Lakewood’s Soldiers Memorial, erected in 1923, is a triptych style memorial that honors veterans of three different wars: the Civil War, the Spanish American War and World War I. In early pictures, a majestic bronze eagle sat atop the memorial. In recognition of the 100th anniversary of the memorial, the Lakewood Heritage Foundation is funding a new bronze eagle.
A modern process for a historic monument
Here are the steps to reproduce our majestic eagle.
1. A 3D printer was used to reproduce a digitally sculpted eagle.
2. Rubber molds from the 3D printed eagle were used to create a wax shell form. Once the wax cooled, the eagle was removed from the mold and hand detailed to repair any imperfections from the casting.

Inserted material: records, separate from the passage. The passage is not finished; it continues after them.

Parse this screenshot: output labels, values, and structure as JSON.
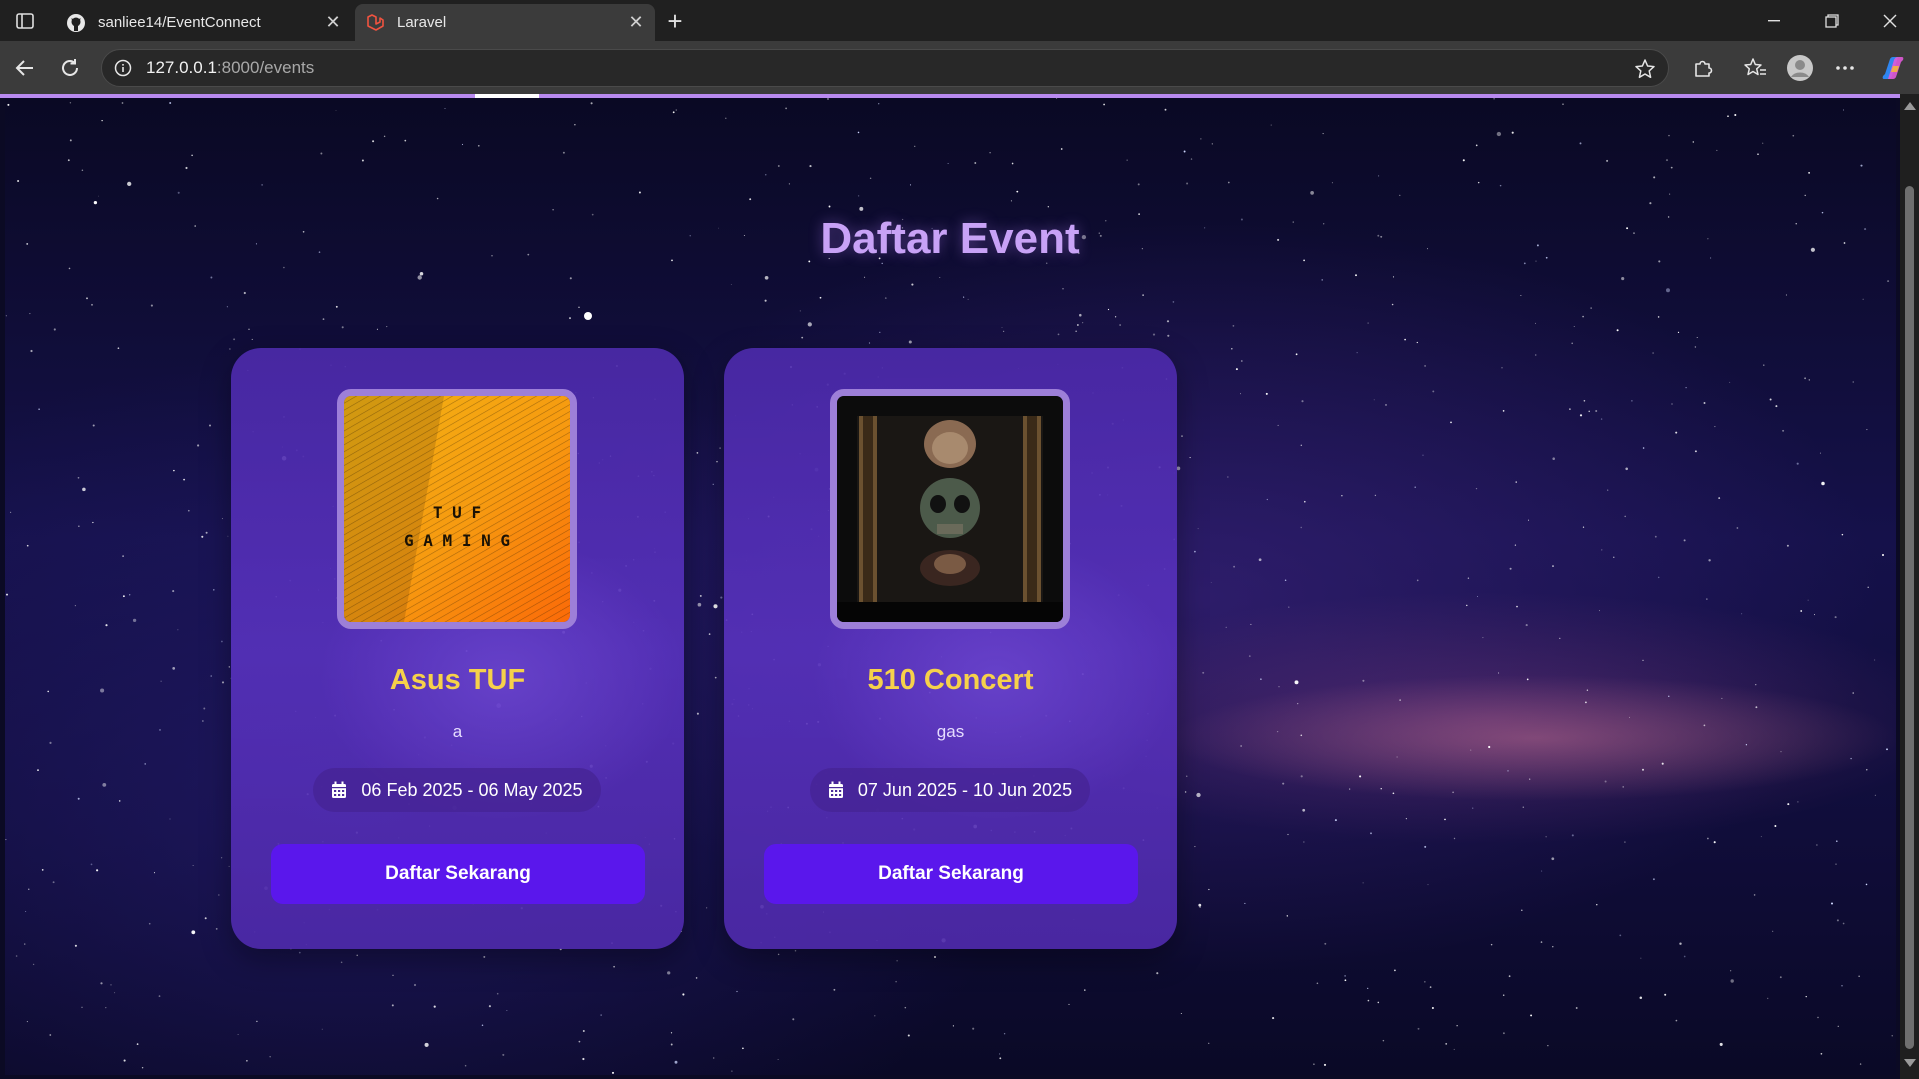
{
  "browser": {
    "tabs": [
      {
        "title": "sanliee14/EventConnect",
        "favicon": "github-icon",
        "active": false
      },
      {
        "title": "Laravel",
        "favicon": "laravel-icon",
        "active": true
      }
    ],
    "url_host": "127.0.0.1",
    "url_path": ":8000/events",
    "icons": {
      "back": "back-arrow-icon",
      "reload": "reload-icon",
      "site_info": "info-icon",
      "bookmark": "star-icon",
      "extensions": "puzzle-icon",
      "favorites": "favorites-icon",
      "profile": "profile-icon",
      "menu": "more-icon",
      "copilot": "copilot-icon"
    }
  },
  "page": {
    "title": "Daftar Event",
    "events": [
      {
        "name": "Asus TUF",
        "description": "a",
        "date_range": "06 Feb 2025 - 06 May 2025",
        "button_label": "Daftar Sekarang",
        "image_text_top": "T U F",
        "image_text_bottom": "G A M I N G"
      },
      {
        "name": "510 Concert",
        "description": "gas",
        "date_range": "07 Jun 2025 - 10 Jun 2025",
        "button_label": "Daftar Sekarang"
      }
    ]
  },
  "colors": {
    "accent_title": "#c8a2f6",
    "event_name": "#f6d14a",
    "button": "#5a17ec",
    "card": "#4c2aaa"
  }
}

3. The cast was cut into smaller pieces which were dipped a number of times to form a thick shell. Although a time-consuming process, this was necessary as every layer needs to dry before a new layer can be added.
4. Once the final layer dried, the eagle was placed into a large oven to melt the wax, leaving a hollow ceramic shell. Before the next step, bronze casting, any cracks in the shell were repaired.
5. The casting was fired at a high temperature and liquid bronze was poured into the hollow shell.
6. After the bronze solidified, the shell was carefully welded back together to form the completed sculpture.
7. Finally, a patina finish was applied to the eagle sculpture.
You can see the restored eagle on the Soldiers Memorial in Lakewood’s section 24.